It’s very simple—The answer is audience management. The number one thing I see brands do is look at their audience and focus on how long they’ve been engaged. Whether for 60 days, 30 days, or 90 days, they want to make those their audiences. Well, the reality is you need to separate them one step further. Do not over-segment; you need just three segments.
I call it the MVC format of 20-60-20. Your bottom 20% are those who never purchase, your middle 60% have an average LTV, and your top 20% are your high-end customers with high VIP purchasing power. You need to treat these three audiences separately, with different retention marketing strategies. Your goal is to get your prospects to purchase, your average purchasers to repurchase, and your repeat, high-LTV customers to continue to purchase with you, right? So, you want to get them into those cycles and get your prospects to move to the next cycle. So, my number one thing I tell most brands is simply to get better at audience management.
What’s in your email marketing toolbox?
When considering my email workflow, l only require a couple of things outside of the tool. When it comes to the tool, I always recommend Sendlane. I utilize user-friendly platforms like Canva for image creation and tools like ChatGPT for assistance in generating ideas and refining my wording. I also leverage data from websites and social media platforms like Instagram, Twitter, and TikTok to understand what people are talking about and spark ideas for content generation. Ultimately, much of my toolbox is not full of many tools but rather more centered around what I’m doing to formulate and execute the strategy. In terms of execution, you can build most of your things inside of something like Sendlane.
- Social Media (Linkedin and TikTok)
What’s your favorite email campaign of all time? Why?
This may be controversial… but I love talking about it. I always go back to 2015 or 2016 when we had a late shipment of a product that was supposed to come out in the Fall that we didn’t receive until almost November. The number one thing you must remember as the holidays approach is that Black Friday and Cyber Monday are when you have the highest level of traffic and your audience has the most intent to purchase. Too often, everyone spends all their time discounting products, and what we decided to do instead was market the product as a new product launch on Black Friday and Cyber Monday. So my favorite email campaign of all time is when we launched AND sold out of this product because we turned it into a marketing campaign. We not only leveraged the big sale but also leveraged BFCM to sell the new product at full price. Since people are shopping for others, they had their eyes on this brand-new product and were there to make a purchase. Lo and behold, it worked.
Whose email newsletters do you consistently make time to read?
I read a lot of different newsletters in the SaaS and DTC space. Some newsletters I’ve been reading recently include The Hustle, Mail Brew, Chew on this by Ron Shah and Ash Melwani, Leveling Up, Milk Road, Retail Brew, Charter, and Chase Dimond has a lot of great content as well. I am constantly paying attention to various newsletters and love gathering new information.

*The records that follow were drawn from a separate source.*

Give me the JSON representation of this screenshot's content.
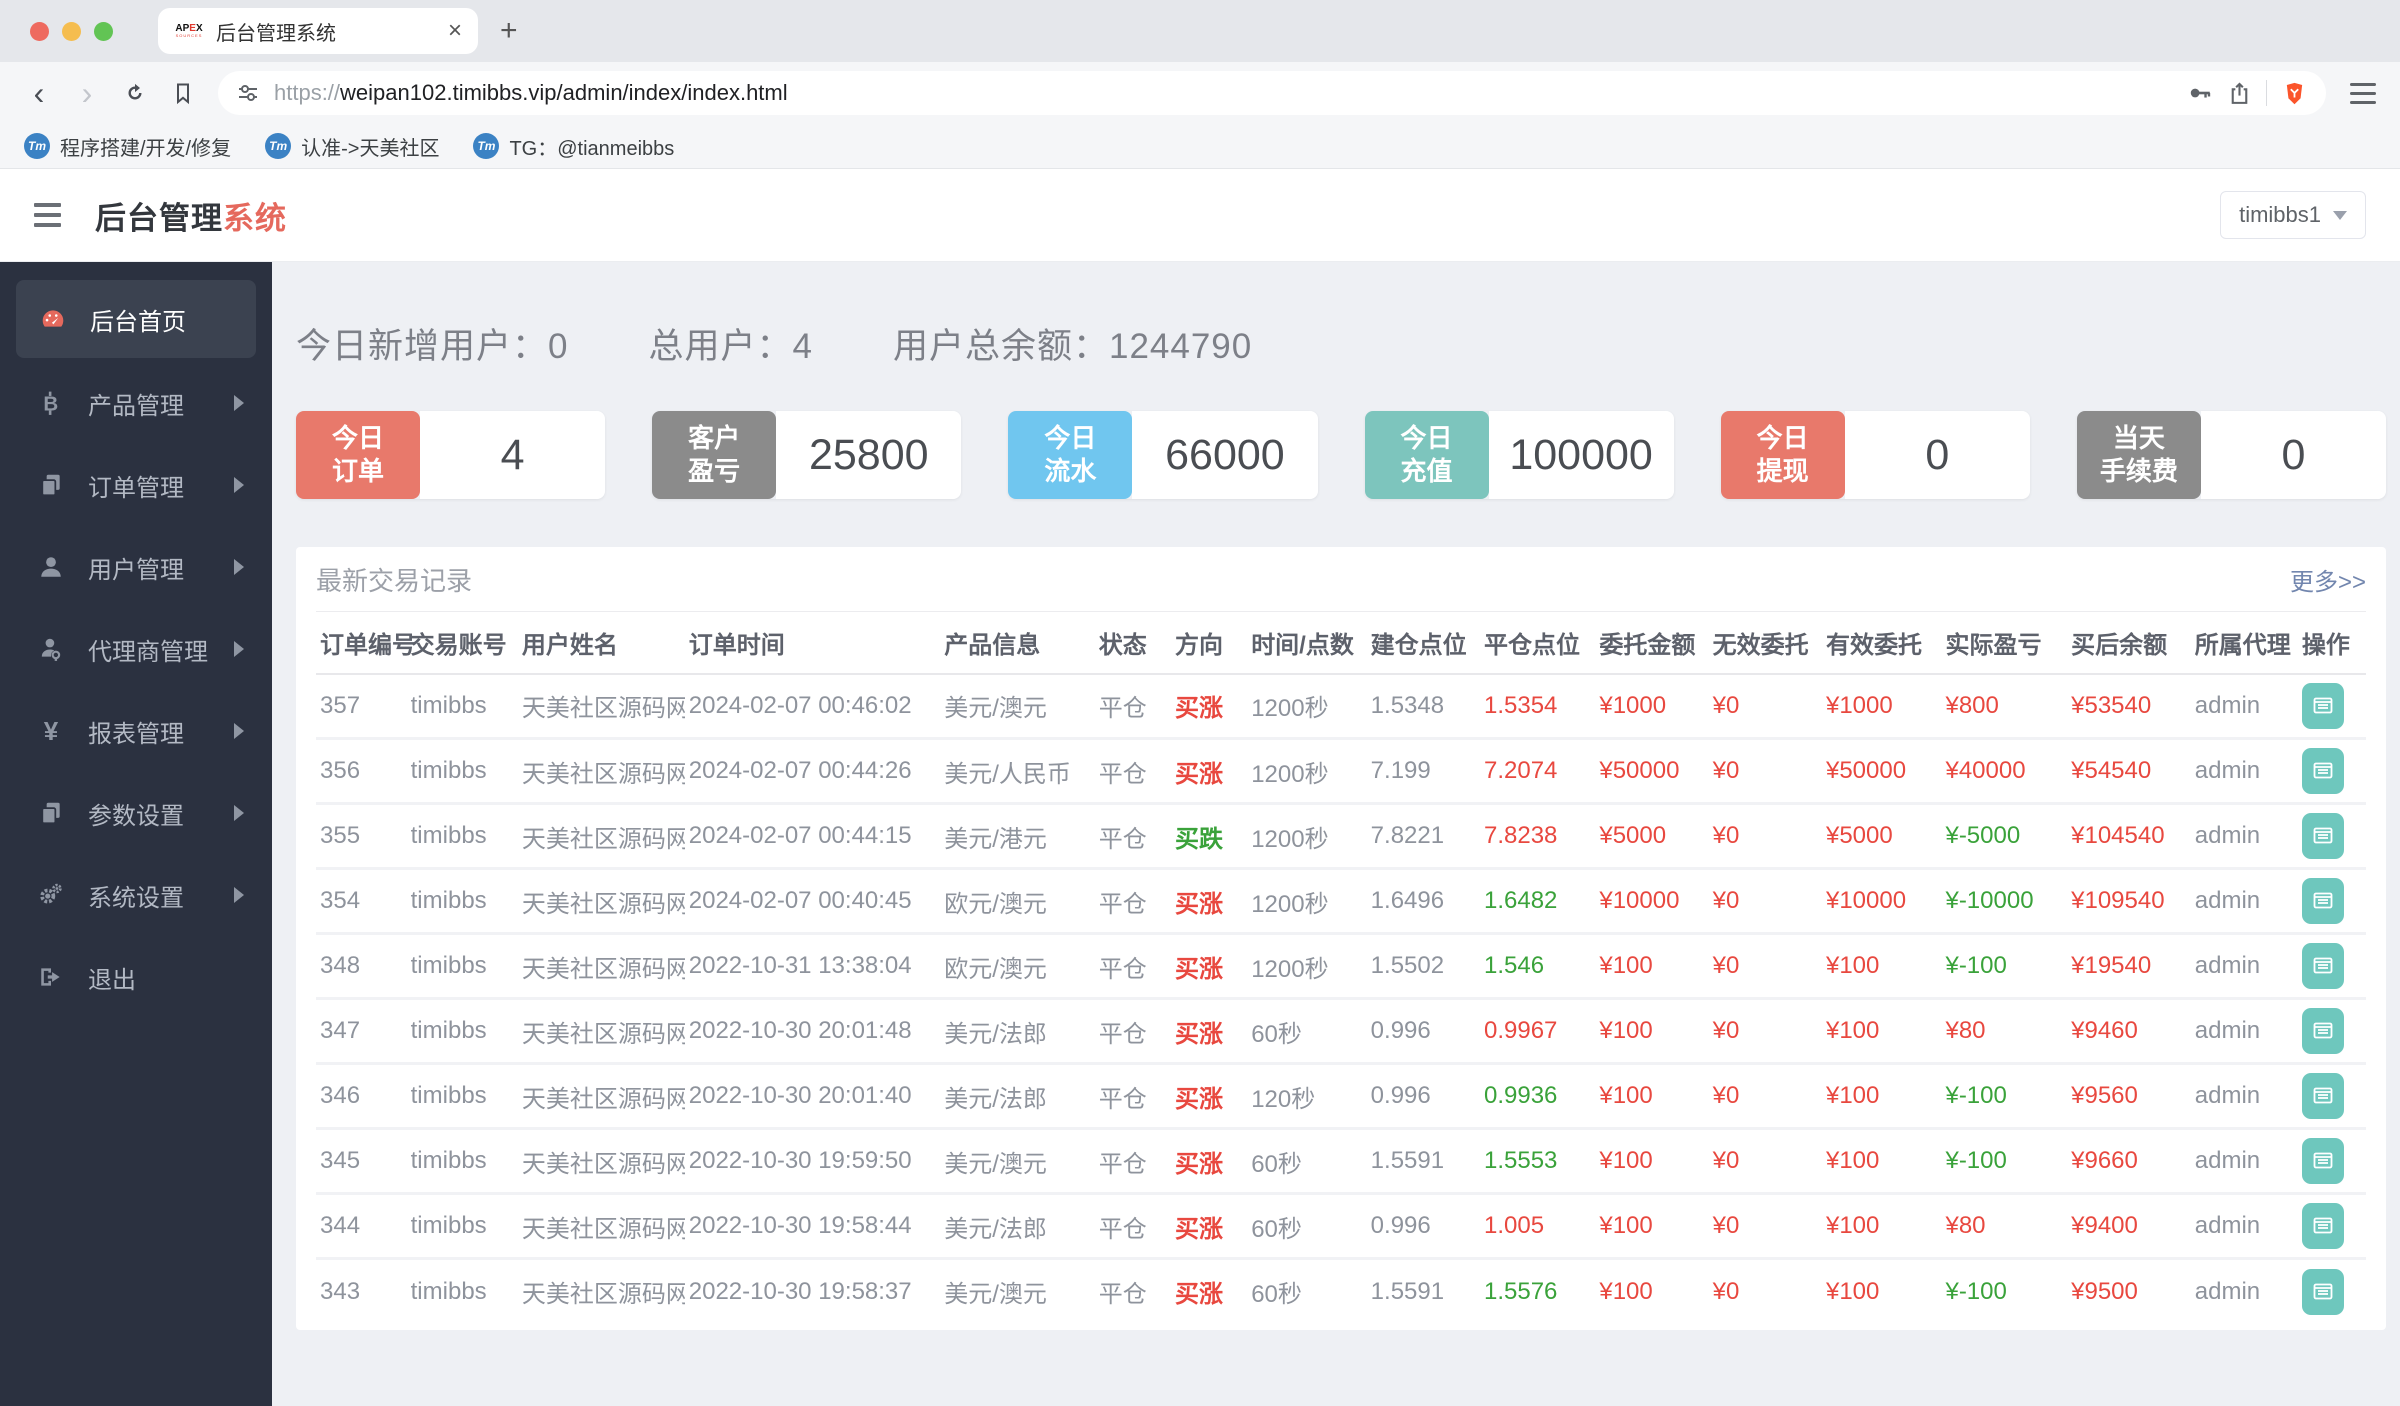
{
  "browser": {
    "tab": {
      "title": "后台管理系统",
      "favicon_line1": "APEX",
      "favicon_line2": "SOURCES"
    },
    "url": {
      "scheme": "https://",
      "host": "weipan102.timibbs.vip",
      "path": "/admin/index/index.html"
    },
    "bookmark_icon_text": "Tm",
    "bookmarks": [
      {
        "label": "程序搭建/开发/修复"
      },
      {
        "label": "认准->天美社区"
      },
      {
        "label": "TG：@tianmeibbs"
      }
    ]
  },
  "header": {
    "title_black": "后台管理",
    "title_red": "系统",
    "user": "timibbs1"
  },
  "sidebar": {
    "items": [
      {
        "label": "后台首页"
      },
      {
        "label": "产品管理"
      },
      {
        "label": "订单管理"
      },
      {
        "label": "用户管理"
      },
      {
        "label": "代理商管理"
      },
      {
        "label": "报表管理"
      },
      {
        "label": "参数设置"
      },
      {
        "label": "系统设置"
      },
      {
        "label": "退出"
      }
    ]
  },
  "stats": {
    "new_users_label": "今日新增用户：",
    "new_users": "0",
    "total_users_label": "总用户：",
    "total_users": "4",
    "total_balance_label": "用户总余额：",
    "total_balance": "1244790"
  },
  "cards": [
    {
      "line1": "今日",
      "line2": "订单",
      "value": "4",
      "color": "#e8796b"
    },
    {
      "line1": "客户",
      "line2": "盈亏",
      "value": "25800",
      "color": "#8b8b8b"
    },
    {
      "line1": "今日",
      "line2": "流水",
      "value": "66000",
      "color": "#70c6ef"
    },
    {
      "line1": "今日",
      "line2": "充值",
      "value": "100000",
      "color": "#7dc5bd"
    },
    {
      "line1": "今日",
      "line2": "提现",
      "value": "0",
      "color": "#e8796b"
    },
    {
      "line1": "当天",
      "line2": "手续费",
      "value": "0",
      "color": "#8b8b8b"
    }
  ],
  "table": {
    "title": "最新交易记录",
    "more_link": "更多>>",
    "columns": [
      "订单编号",
      "交易账号",
      "用户姓名",
      "订单时间",
      "产品信息",
      "状态",
      "方向",
      "时间/点数",
      "建仓点位",
      "平仓点位",
      "委托金额",
      "无效委托",
      "有效委托",
      "实际盈亏",
      "买后余额",
      "所属代理",
      "操作"
    ],
    "rows": [
      {
        "id": "357",
        "account": "timibbs",
        "name": "天美社区源码网",
        "time": "2024-02-07 00:46:02",
        "product": "美元/澳元",
        "status": "平仓",
        "direction": "买涨",
        "direction_color": "red",
        "duration": "1200秒",
        "open": "1.5348",
        "close": "1.5354",
        "close_color": "red",
        "amount": "¥1000",
        "invalid": "¥0",
        "valid": "¥1000",
        "profit": "¥800",
        "profit_color": "red",
        "balance": "¥53540",
        "agent": "admin"
      },
      {
        "id": "356",
        "account": "timibbs",
        "name": "天美社区源码网",
        "time": "2024-02-07 00:44:26",
        "product": "美元/人民币",
        "status": "平仓",
        "direction": "买涨",
        "direction_color": "red",
        "duration": "1200秒",
        "open": "7.199",
        "close": "7.2074",
        "close_color": "red",
        "amount": "¥50000",
        "invalid": "¥0",
        "valid": "¥50000",
        "profit": "¥40000",
        "profit_color": "red",
        "balance": "¥54540",
        "agent": "admin"
      },
      {
        "id": "355",
        "account": "timibbs",
        "name": "天美社区源码网",
        "time": "2024-02-07 00:44:15",
        "product": "美元/港元",
        "status": "平仓",
        "direction": "买跌",
        "direction_color": "green",
        "duration": "1200秒",
        "open": "7.8221",
        "close": "7.8238",
        "close_color": "red",
        "amount": "¥5000",
        "invalid": "¥0",
        "valid": "¥5000",
        "profit": "¥-5000",
        "profit_color": "green",
        "balance": "¥104540",
        "agent": "admin"
      },
      {
        "id": "354",
        "account": "timibbs",
        "name": "天美社区源码网",
        "time": "2024-02-07 00:40:45",
        "product": "欧元/澳元",
        "status": "平仓",
        "direction": "买涨",
        "direction_color": "red",
        "duration": "1200秒",
        "open": "1.6496",
        "close": "1.6482",
        "close_color": "green",
        "amount": "¥10000",
        "invalid": "¥0",
        "valid": "¥10000",
        "profit": "¥-10000",
        "profit_color": "green",
        "balance": "¥109540",
        "agent": "admin"
      },
      {
        "id": "348",
        "account": "timibbs",
        "name": "天美社区源码网",
        "time": "2022-10-31 13:38:04",
        "product": "欧元/澳元",
        "status": "平仓",
        "direction": "买涨",
        "direction_color": "red",
        "duration": "1200秒",
        "open": "1.5502",
        "close": "1.546",
        "close_color": "green",
        "amount": "¥100",
        "invalid": "¥0",
        "valid": "¥100",
        "profit": "¥-100",
        "profit_color": "green",
        "balance": "¥19540",
        "agent": "admin"
      },
      {
        "id": "347",
        "account": "timibbs",
        "name": "天美社区源码网",
        "time": "2022-10-30 20:01:48",
        "product": "美元/法郎",
        "status": "平仓",
        "direction": "买涨",
        "direction_color": "red",
        "duration": "60秒",
        "open": "0.996",
        "close": "0.9967",
        "close_color": "red",
        "amount": "¥100",
        "invalid": "¥0",
        "valid": "¥100",
        "profit": "¥80",
        "profit_color": "red",
        "balance": "¥9460",
        "agent": "admin"
      },
      {
        "id": "346",
        "account": "timibbs",
        "name": "天美社区源码网",
        "time": "2022-10-30 20:01:40",
        "product": "美元/法郎",
        "status": "平仓",
        "direction": "买涨",
        "direction_color": "red",
        "duration": "120秒",
        "open": "0.996",
        "close": "0.9936",
        "close_color": "green",
        "amount": "¥100",
        "invalid": "¥0",
        "valid": "¥100",
        "profit": "¥-100",
        "profit_color": "green",
        "balance": "¥9560",
        "agent": "admin"
      },
      {
        "id": "345",
        "account": "timibbs",
        "name": "天美社区源码网",
        "time": "2022-10-30 19:59:50",
        "product": "美元/澳元",
        "status": "平仓",
        "direction": "买涨",
        "direction_color": "red",
        "duration": "60秒",
        "open": "1.5591",
        "close": "1.5553",
        "close_color": "green",
        "amount": "¥100",
        "invalid": "¥0",
        "valid": "¥100",
        "profit": "¥-100",
        "profit_color": "green",
        "balance": "¥9660",
        "agent": "admin"
      },
      {
        "id": "344",
        "account": "timibbs",
        "name": "天美社区源码网",
        "time": "2022-10-30 19:58:44",
        "product": "美元/法郎",
        "status": "平仓",
        "direction": "买涨",
        "direction_color": "red",
        "duration": "60秒",
        "open": "0.996",
        "close": "1.005",
        "close_color": "red",
        "amount": "¥100",
        "invalid": "¥0",
        "valid": "¥100",
        "profit": "¥80",
        "profit_color": "red",
        "balance": "¥9400",
        "agent": "admin"
      },
      {
        "id": "343",
        "account": "timibbs",
        "name": "天美社区源码网",
        "time": "2022-10-30 19:58:37",
        "product": "美元/澳元",
        "status": "平仓",
        "direction": "买涨",
        "direction_color": "red",
        "duration": "60秒",
        "open": "1.5591",
        "close": "1.5576",
        "close_color": "green",
        "amount": "¥100",
        "invalid": "¥0",
        "valid": "¥100",
        "profit": "¥-100",
        "profit_color": "green",
        "balance": "¥9500",
        "agent": "admin"
      }
    ]
  },
  "colors": {
    "accent_red": "#e5695d",
    "text_red": "#e8483f",
    "text_green": "#3aa23a",
    "sidebar_bg": "#2b3140",
    "link_blue": "#7286ae",
    "brave_orange": "#fb542b"
  }
}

Even if I don’t use it right away, I think it’s great to have when you’re bored.
How do you manage work-life balance?
I look at it like you have to love what you do—if you love what you do, work-life balance isn’t a thing because work is life in some ways. In my humble opinion, as long as you’re in a role you enjoy, work doesn’t feel bad; it feels like something you do TO balance your life. Work can give meaning to your life and allow you to go out and enjoy yourself when you’re not working. So my work-life balance is very simple. I work when I want to work and more than I’m required to in most cases because I enjoy it. Do shit you love, and you’ll never feel like it’s work.